Capitol Books is my favorite book shop in Montgomery (Old Cloverdale neighborhood) – they have a nice selection of everything, but my favorite sections are those of local writers and books about the South…I always leave with something from there!
This is what I just picked up:
Southern Souvenirs, Selected Stories and Essays of Sara Haardt
* Sara Haardt was probably best known as the wife of H.L. Mencken. She was a fabulous writer on her own, writing screenplays, novels, and short stories, although now her work is hardly remembered. She was born and raised in Alabama (at sixteen, she attended the Margaret Booth School in Montgomery – Zelda Sayre (later Fitzgerald) went there too), became active in politics – especially in regards to Alabama ratifying the 19th amendment. She spent much of her adult life in Baltimore…she loved the South, but knew its faults, and really couldn’t bear to live in Alabama again.
Let Us Now Praise Famous Women, A Memoir, by Frank Sikora
* First, I’m not wild about this title; I can’t imagine anyone writing their own account of poverty in Alabama and have the gumption to make the work’s title so similar to the amazing work of James Agee and Walker Evans. This book is about Sikora – an Ohio native – moving to Alabama with his wife, a native Alabamian, and their experiences during 1960’s juxtaposed with the conditions and mores of her economically distressed family.

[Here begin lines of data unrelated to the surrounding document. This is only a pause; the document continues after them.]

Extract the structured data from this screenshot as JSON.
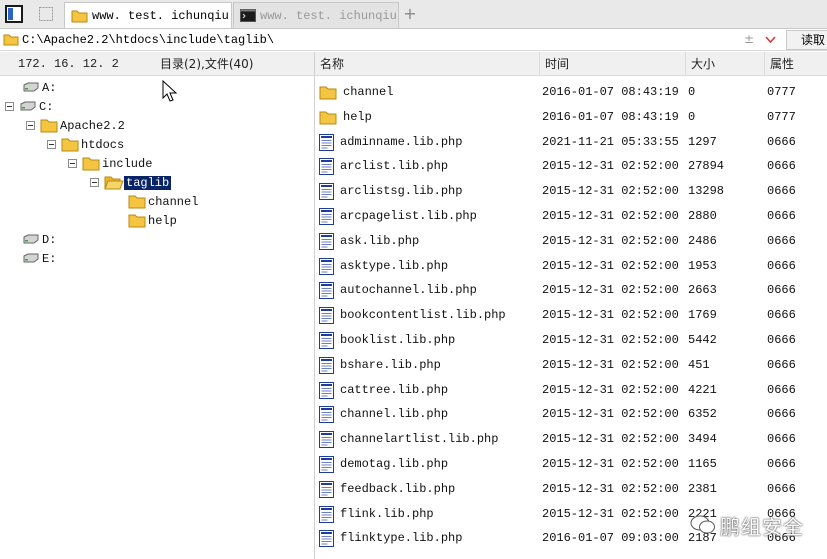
{
  "tabs": [
    {
      "label": "www. test. ichunqiu",
      "icon": "folder-icon"
    },
    {
      "label": "www. test. ichunqiu",
      "icon": "terminal-icon"
    }
  ],
  "address": {
    "path": "C:\\Apache2.2\\htdocs\\include\\taglib\\",
    "read_label": "读取"
  },
  "left_header": {
    "ip": "172. 16. 12. 2",
    "summary": "目录(2),文件(40)"
  },
  "columns": {
    "name": "名称",
    "time": "时间",
    "size": "大小",
    "attr": "属性"
  },
  "tree": {
    "drive_a": "A:",
    "drive_c": "C:",
    "apache": "Apache2.2",
    "htdocs": "htdocs",
    "include": "include",
    "taglib": "taglib",
    "channel": "channel",
    "help": "help",
    "drive_d": "D:",
    "drive_e": "E:"
  },
  "files": [
    {
      "name": "channel",
      "time": "2016-01-07 08:43:19",
      "size": "0",
      "attr": "0777",
      "type": "folder"
    },
    {
      "name": "help",
      "time": "2016-01-07 08:43:19",
      "size": "0",
      "attr": "0777",
      "type": "folder"
    },
    {
      "name": "adminname.lib.php",
      "time": "2021-11-21 05:33:55",
      "size": "1297",
      "attr": "0666",
      "type": "file"
    },
    {
      "name": "arclist.lib.php",
      "time": "2015-12-31 02:52:00",
      "size": "27894",
      "attr": "0666",
      "type": "file"
    },
    {
      "name": "arclistsg.lib.php",
      "time": "2015-12-31 02:52:00",
      "size": "13298",
      "attr": "0666",
      "type": "file"
    },
    {
      "name": "arcpagelist.lib.php",
      "time": "2015-12-31 02:52:00",
      "size": "2880",
      "attr": "0666",
      "type": "file"
    },
    {
      "name": "ask.lib.php",
      "time": "2015-12-31 02:52:00",
      "size": "2486",
      "attr": "0666",
      "type": "file"
    },
    {
      "name": "asktype.lib.php",
      "time": "2015-12-31 02:52:00",
      "size": "1953",
      "attr": "0666",
      "type": "file"
    },
    {
      "name": "autochannel.lib.php",
      "time": "2015-12-31 02:52:00",
      "size": "2663",
      "attr": "0666",
      "type": "file"
    },
    {
      "name": "bookcontentlist.lib.php",
      "time": "2015-12-31 02:52:00",
      "size": "1769",
      "attr": "0666",
      "type": "file"
    },
    {
      "name": "booklist.lib.php",
      "time": "2015-12-31 02:52:00",
      "size": "5442",
      "attr": "0666",
      "type": "file"
    },
    {
      "name": "bshare.lib.php",
      "time": "2015-12-31 02:52:00",
      "size": "451",
      "attr": "0666",
      "type": "file"
    },
    {
      "name": "cattree.lib.php",
      "time": "2015-12-31 02:52:00",
      "size": "4221",
      "attr": "0666",
      "type": "file"
    },
    {
      "name": "channel.lib.php",
      "time": "2015-12-31 02:52:00",
      "size": "6352",
      "attr": "0666",
      "type": "file"
    },
    {
      "name": "channelartlist.lib.php",
      "time": "2015-12-31 02:52:00",
      "size": "3494",
      "attr": "0666",
      "type": "file"
    },
    {
      "name": "demotag.lib.php",
      "time": "2015-12-31 02:52:00",
      "size": "1165",
      "attr": "0666",
      "type": "file"
    },
    {
      "name": "feedback.lib.php",
      "time": "2015-12-31 02:52:00",
      "size": "2381",
      "attr": "0666",
      "type": "file"
    },
    {
      "name": "flink.lib.php",
      "time": "2015-12-31 02:52:00",
      "size": "2221",
      "attr": "0666",
      "type": "file"
    },
    {
      "name": "flinktype.lib.php",
      "time": "2016-01-07 09:03:00",
      "size": "2187",
      "attr": "0666",
      "type": "file"
    }
  ],
  "watermark": {
    "text": "鹏组安全"
  },
  "colors": {
    "selection": "#0a246a",
    "folder": "#f5c542",
    "file_icon": "#1f3c9c"
  }
}
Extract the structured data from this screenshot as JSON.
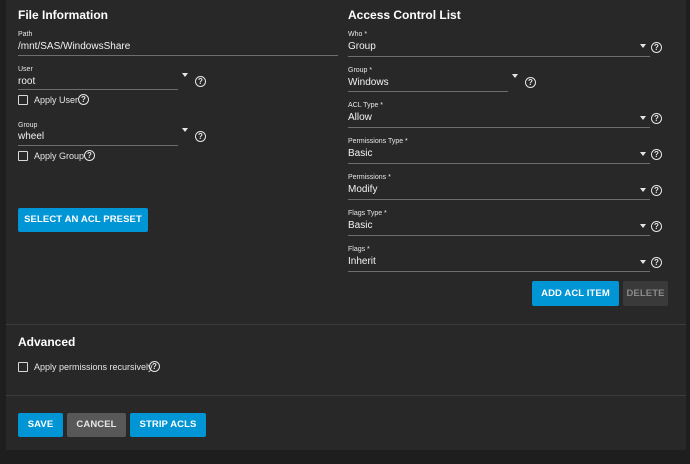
{
  "file_info": {
    "title": "File Information",
    "path_label": "Path",
    "path_value": "/mnt/SAS/WindowsShare",
    "user_label": "User",
    "user_value": "root",
    "apply_user_label": "Apply User",
    "group_label": "Group",
    "group_value": "wheel",
    "apply_group_label": "Apply Group",
    "preset_button": "SELECT AN ACL PRESET"
  },
  "acl": {
    "title": "Access Control List",
    "who_label": "Who *",
    "who_value": "Group",
    "group_label": "Group *",
    "group_value": "Windows",
    "acl_type_label": "ACL Type *",
    "acl_type_value": "Allow",
    "perm_type_label": "Permissions Type *",
    "perm_type_value": "Basic",
    "perms_label": "Permissions *",
    "perms_value": "Modify",
    "flags_type_label": "Flags Type *",
    "flags_type_value": "Basic",
    "flags_label": "Flags *",
    "flags_value": "Inherit",
    "add_button": "ADD ACL ITEM",
    "delete_button": "DELETE"
  },
  "advanced": {
    "title": "Advanced",
    "recursive_label": "Apply permissions recursively"
  },
  "footer": {
    "save": "SAVE",
    "cancel": "CANCEL",
    "strip": "STRIP ACLS"
  },
  "icons": {
    "help": "?"
  },
  "colors": {
    "primary": "#0095d5",
    "background": "#282828",
    "page": "#1e1e1e"
  }
}
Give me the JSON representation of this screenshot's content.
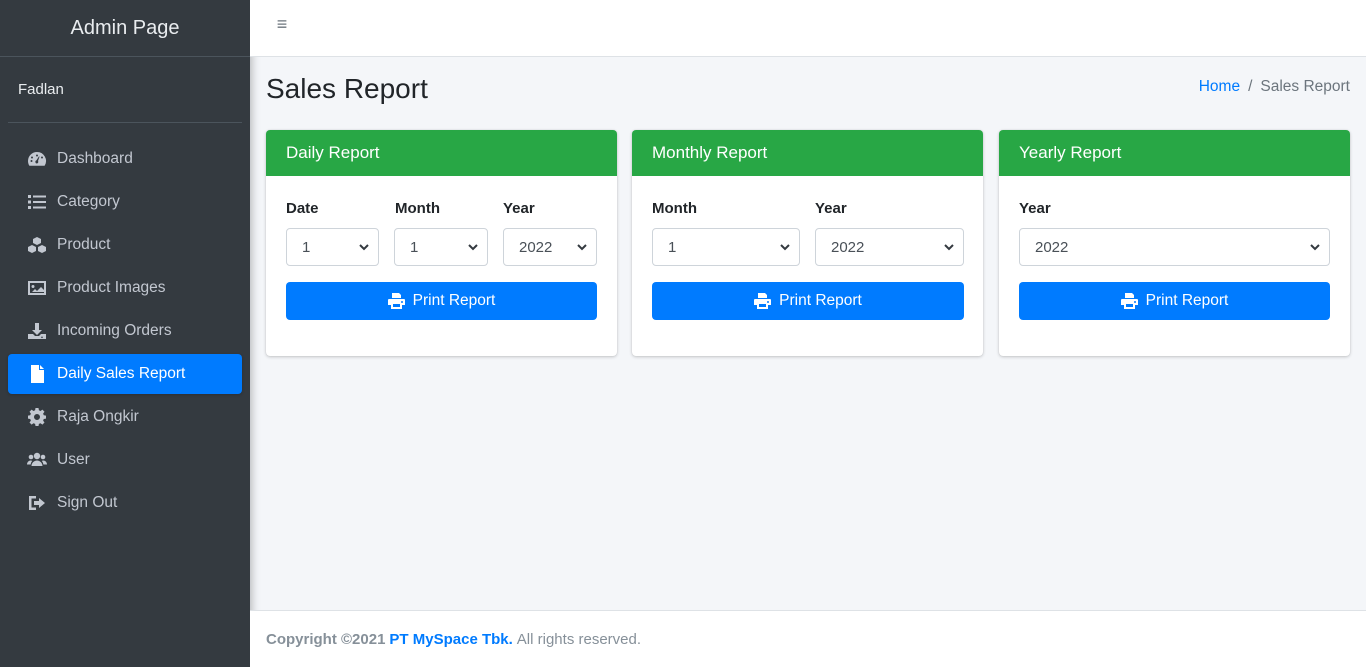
{
  "sidebar": {
    "brand": "Admin Page",
    "user": "Fadlan",
    "items": [
      {
        "label": "Dashboard",
        "icon": "tachometer-icon"
      },
      {
        "label": "Category",
        "icon": "list-icon"
      },
      {
        "label": "Product",
        "icon": "cubes-icon"
      },
      {
        "label": "Product Images",
        "icon": "image-icon"
      },
      {
        "label": "Incoming Orders",
        "icon": "download-icon"
      },
      {
        "label": "Daily Sales Report",
        "icon": "file-icon",
        "active": true
      },
      {
        "label": "Raja Ongkir",
        "icon": "cog-icon"
      },
      {
        "label": "User",
        "icon": "users-icon"
      },
      {
        "label": "Sign Out",
        "icon": "sign-out-icon"
      }
    ]
  },
  "topbar": {
    "menu_icon": "hamburger-icon"
  },
  "page": {
    "title": "Sales Report",
    "breadcrumb": {
      "home": "Home",
      "separator": "/",
      "current": "Sales Report"
    }
  },
  "cards": {
    "daily": {
      "title": "Daily Report",
      "date_label": "Date",
      "date_value": "1",
      "month_label": "Month",
      "month_value": "1",
      "year_label": "Year",
      "year_value": "2022",
      "button": "Print Report"
    },
    "monthly": {
      "title": "Monthly Report",
      "month_label": "Month",
      "month_value": "1",
      "year_label": "Year",
      "year_value": "2022",
      "button": "Print Report"
    },
    "yearly": {
      "title": "Yearly Report",
      "year_label": "Year",
      "year_value": "2022",
      "button": "Print Report"
    }
  },
  "footer": {
    "copyright": "Copyright ©2021",
    "company": "PT MySpace Tbk.",
    "rights": "All rights reserved."
  },
  "colors": {
    "sidebar_bg": "#343a40",
    "active": "#007bff",
    "card_header": "#28a745",
    "button": "#007bff"
  }
}
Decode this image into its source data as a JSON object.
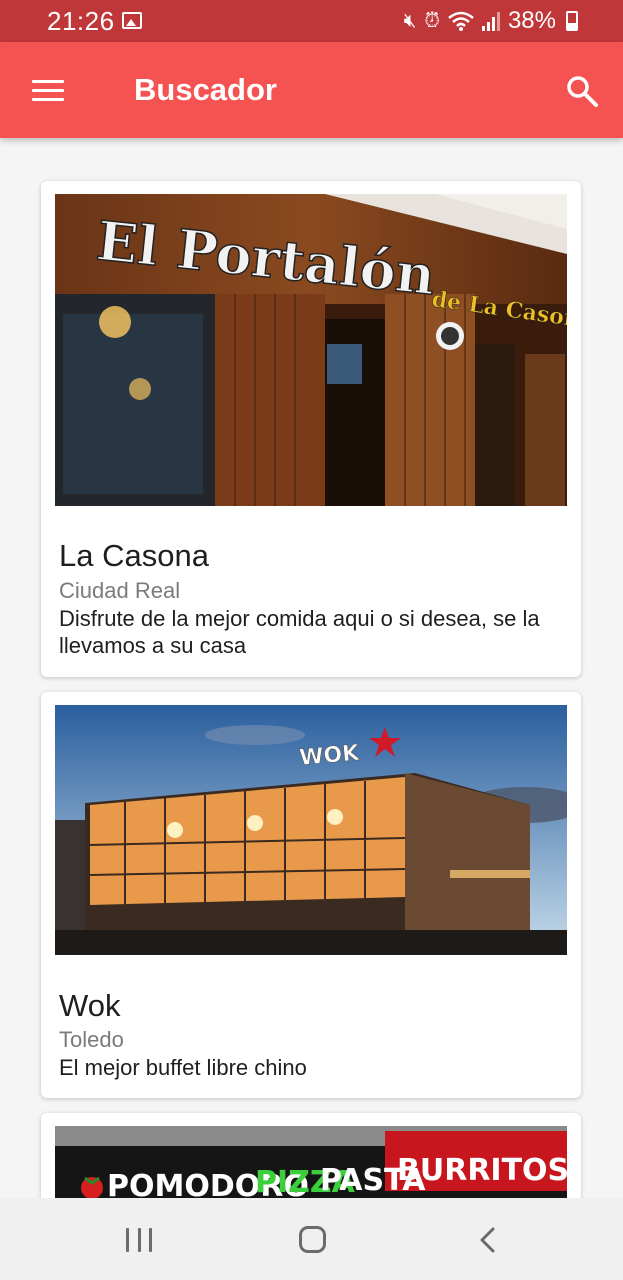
{
  "status_bar": {
    "time": "21:26",
    "battery_text": "38%",
    "icons": [
      "image-icon",
      "mute-icon",
      "alarm-icon",
      "wifi-icon",
      "signal-icon",
      "battery-icon"
    ]
  },
  "app_bar": {
    "title": "Buscador",
    "menu_icon": "menu-icon",
    "search_icon": "search-icon"
  },
  "restaurants": [
    {
      "name": "La Casona",
      "city": "Ciudad Real",
      "description": "Disfrute de la mejor comida aqui o si desea, se la llevamos a su casa",
      "sign_text_1": "El Portalón",
      "sign_text_2": "de La Casona"
    },
    {
      "name": "Wok",
      "city": "Toledo",
      "description": "El mejor buffet libre chino",
      "sign_text": "WOK"
    },
    {
      "sign_words": [
        "POMODORO",
        "PIZZA",
        "PASTA",
        "BURRITOS"
      ]
    }
  ],
  "colors": {
    "app_bar": "#f55252",
    "status_bar": "#c0373a",
    "background": "#f5f5f5"
  }
}
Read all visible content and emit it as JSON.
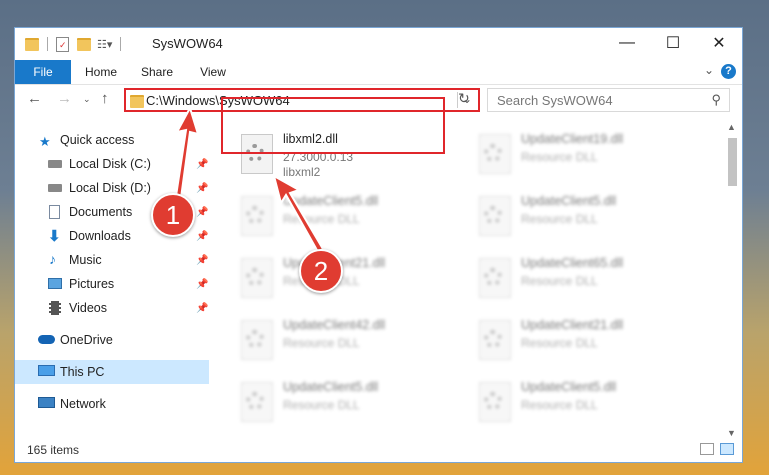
{
  "window": {
    "title": "SysWOW64",
    "controls": {
      "minimize": "—",
      "maximize": "☐",
      "close": "✕"
    }
  },
  "ribbon": {
    "tabs": [
      {
        "label": "File"
      },
      {
        "label": "Home"
      },
      {
        "label": "Share"
      },
      {
        "label": "View"
      }
    ]
  },
  "address": {
    "path": "C:\\Windows\\SysWOW64"
  },
  "search": {
    "placeholder": "Search SysWOW64"
  },
  "nav": {
    "items": [
      {
        "label": "Quick access",
        "icon": "star-icon",
        "pinned": false
      },
      {
        "label": "Local Disk (C:)",
        "icon": "drive-icon",
        "pinned": true
      },
      {
        "label": "Local Disk (D:)",
        "icon": "drive-icon",
        "pinned": true
      },
      {
        "label": "Documents",
        "icon": "documents-icon",
        "pinned": true
      },
      {
        "label": "Downloads",
        "icon": "download-icon",
        "pinned": true
      },
      {
        "label": "Music",
        "icon": "music-icon",
        "pinned": true
      },
      {
        "label": "Pictures",
        "icon": "pictures-icon",
        "pinned": true
      },
      {
        "label": "Videos",
        "icon": "videos-icon",
        "pinned": true
      },
      {
        "label": "OneDrive",
        "icon": "cloud-icon",
        "pinned": false
      },
      {
        "label": "This PC",
        "icon": "computer-icon",
        "pinned": false,
        "selected": true
      },
      {
        "label": "Network",
        "icon": "network-icon",
        "pinned": false
      }
    ]
  },
  "files": {
    "left": [
      {
        "name": "libxml2.dll",
        "line2": "27.3000.0.13",
        "line3": "libxml2"
      },
      {
        "name": "UpdateClient5.dll",
        "line2": "Resource DLL"
      },
      {
        "name": "UpdateClient21.dll",
        "line2": "Resource DLL"
      },
      {
        "name": "UpdateClient42.dll",
        "line2": "Resource DLL"
      },
      {
        "name": "UpdateClient5.dll",
        "line2": "Resource DLL"
      }
    ],
    "right": [
      {
        "name": "UpdateClient19.dll",
        "line2": "Resource DLL"
      },
      {
        "name": "UpdateClient5.dll",
        "line2": "Resource DLL"
      },
      {
        "name": "UpdateClient65.dll",
        "line2": "Resource DLL"
      },
      {
        "name": "UpdateClient21.dll",
        "line2": "Resource DLL"
      },
      {
        "name": "UpdateClient5.dll",
        "line2": "Resource DLL"
      }
    ]
  },
  "status": {
    "count": "165 items"
  },
  "annotations": {
    "badge1": "1",
    "badge2": "2",
    "color": "#e03c31"
  },
  "colors": {
    "accent": "#1979ca",
    "highlight": "#e0262b",
    "selected": "#cce8ff"
  }
}
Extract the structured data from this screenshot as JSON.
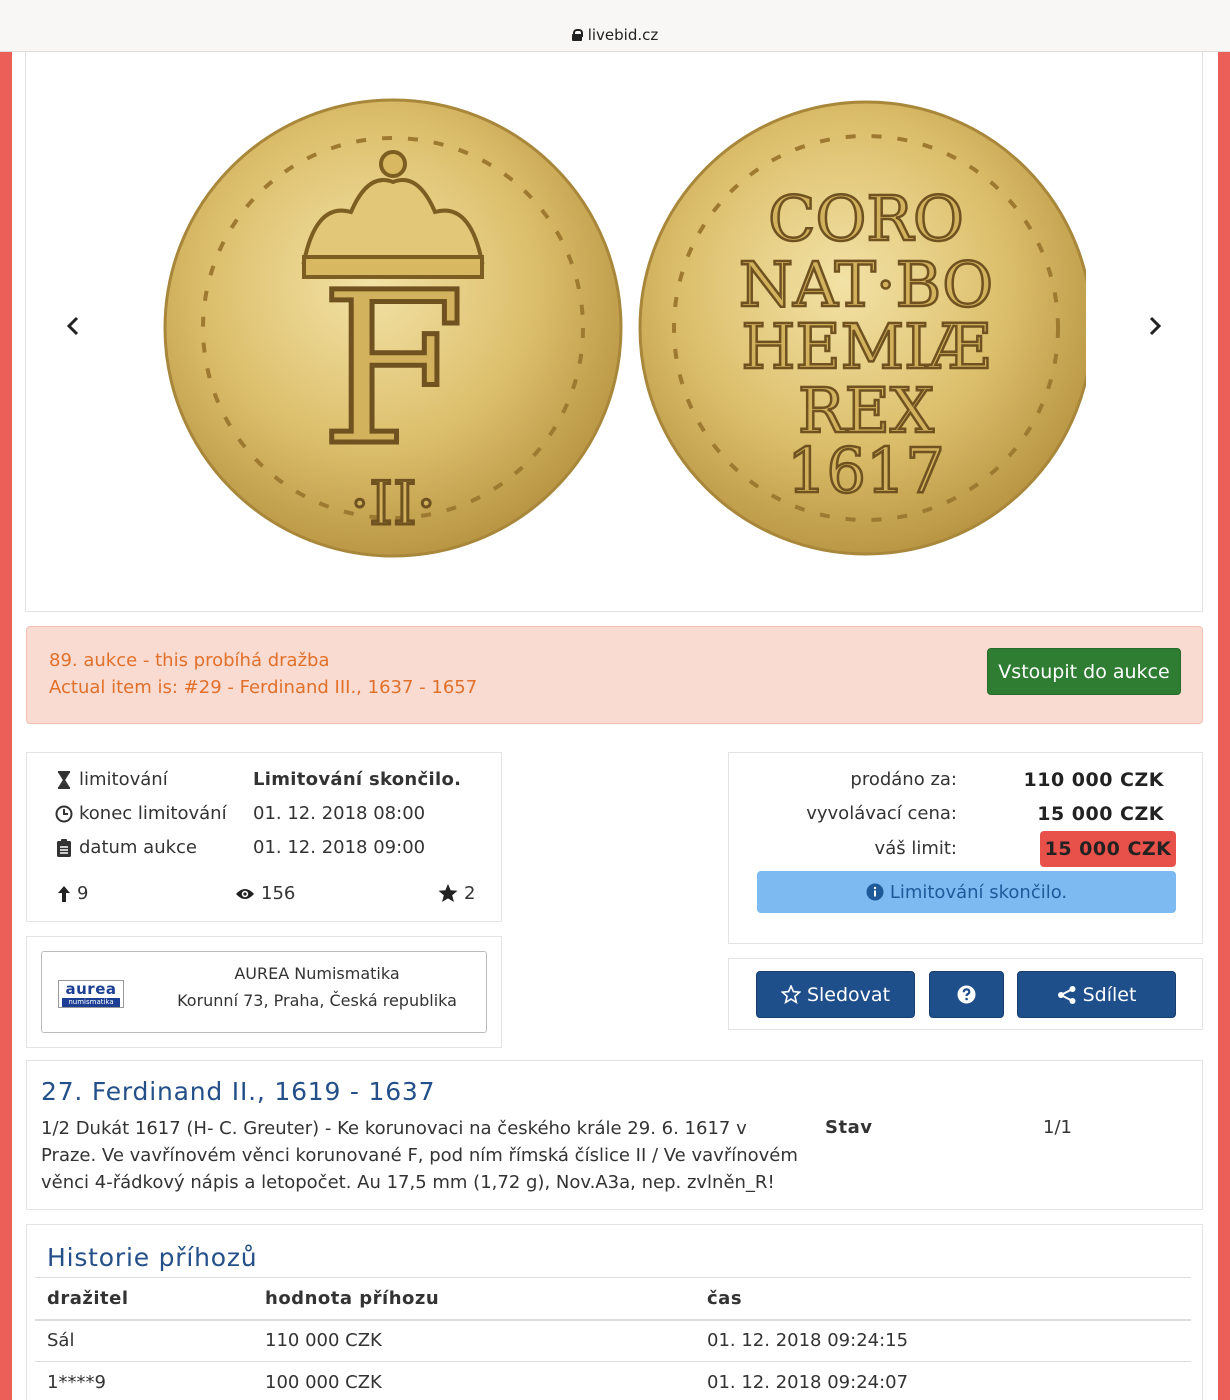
{
  "browser": {
    "url": "livebid.cz"
  },
  "gallery": {
    "prev_icon": "chevron-left-icon",
    "next_icon": "chevron-right-icon",
    "coin_obverse": {
      "numeral": "·II·",
      "letter": "F"
    },
    "coin_reverse": {
      "lines": [
        "CORO",
        "NAT·BO",
        "HEMIÆ",
        "REX",
        "1617"
      ]
    }
  },
  "alert": {
    "line1": "89. aukce - this probíhá dražba",
    "line2": "Actual item is: #29 - Ferdinand III., 1637 - 1657",
    "button": "Vstoupit do aukce"
  },
  "info": {
    "rows": [
      {
        "icon": "hourglass-icon",
        "label": "limitování",
        "value": "Limitování skončilo."
      },
      {
        "icon": "clock-icon",
        "label": "konec limitování",
        "value": "01. 12. 2018 08:00"
      },
      {
        "icon": "clipboard-icon",
        "label": "datum aukce",
        "value": "01. 12. 2018 09:00"
      }
    ],
    "stats": {
      "bids": "9",
      "views": "156",
      "stars": "2"
    }
  },
  "seller": {
    "logo_top": "aurea",
    "logo_bottom": "numismatika",
    "name": "AUREA Numismatika",
    "address": "Korunní 73, Praha, Česká republika"
  },
  "price": {
    "sold_label": "prodáno za:",
    "sold_value": "110 000 CZK",
    "start_label": "vyvolávací cena:",
    "start_value": "15 000 CZK",
    "limit_label": "váš limit:",
    "limit_value": "15 000 CZK",
    "limit_status": "Limitování skončilo."
  },
  "actions": {
    "follow": "Sledovat",
    "share": "Sdílet"
  },
  "item": {
    "title": "27. Ferdinand II., 1619 - 1637",
    "description": "1/2 Dukát 1617 (H- C. Greuter) - Ke korunovaci na českého krále 29. 6. 1617 v Praze. Ve vavřínovém věnci korunované F, pod ním římská číslice II / Ve vavřínovém věnci 4-řádkový nápis a letopočet. Au 17,5 mm (1,72 g), Nov.A3a, nep. zvlněn_R!",
    "stav_label": "Stav",
    "stav_value": "1/1"
  },
  "history": {
    "title": "Historie příhozů",
    "columns": [
      "dražitel",
      "hodnota příhozu",
      "čas"
    ],
    "rows": [
      [
        "Sál",
        "110 000 CZK",
        "01. 12. 2018 09:24:15"
      ],
      [
        "1****9",
        "100 000 CZK",
        "01. 12. 2018 09:24:07"
      ]
    ]
  },
  "colors": {
    "brand_red": "#ec5f59",
    "green": "#2e7d32",
    "navy": "#1f4f8b",
    "title_blue": "#24508a",
    "gold": "#d6b45c"
  }
}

William Christenberry, The Early Years, 1954-1968, by J. Richard Gruber
* I haven’t even really had a chance to look through this work yet, but it is of course the amazing works of William Christenberry, a native of Tuscaloosa AL (b. 1936) and Bama grad, who was heavily influenced by Agee and Evans’ ‘Let us Now Praise Famous Men’. He’s done a lot of work with his Kodak Brownie (there’s a very nice exhibit of that work at the Montgomery Museum of Fine Arts that I’ve been to) and locations in the South, particularly well known for shots in Hale County, Alabama.
Count Those Buzzards! Stamp Those Grey Mules!, by (and illustrated by) Kathryn Tucker Windham
* Lovely little work of Southern folklore, particularly purposed by children.
Blues Poems, edited by Kevin Young
* Compilation of blues song lyrics and works inspired by the blues.
The Autobiography of A Magdalen by Louise Wooster * Well, Louise Wooster (1842-1913) is best known as “Birmingham’s Madam” and former love of John Wilkes Booth (she couldn’t believe that JWB could do what he did, unless perhaps he was drinking), but wow…..I don’t think anyone after reading her autobiography could possibly have a poor attitude toward her. She was orphaned at ten, instructed to take care of her younger sisters, abandoned by the family that should have taken her (and her family) in, lied to, abused, etc. When she came to Birmingham, there was the terrible cholera scourge which she stayed through and nursed the sick, which endeared her to the community. She didn’t wish the path she had gone on to anyone, but she was nonetheless a truly strong, vibrant woman who, had circumstances been different, would surely have achieved greatness on some other level. I’ll write more about Louise Wooster in an upcoming post.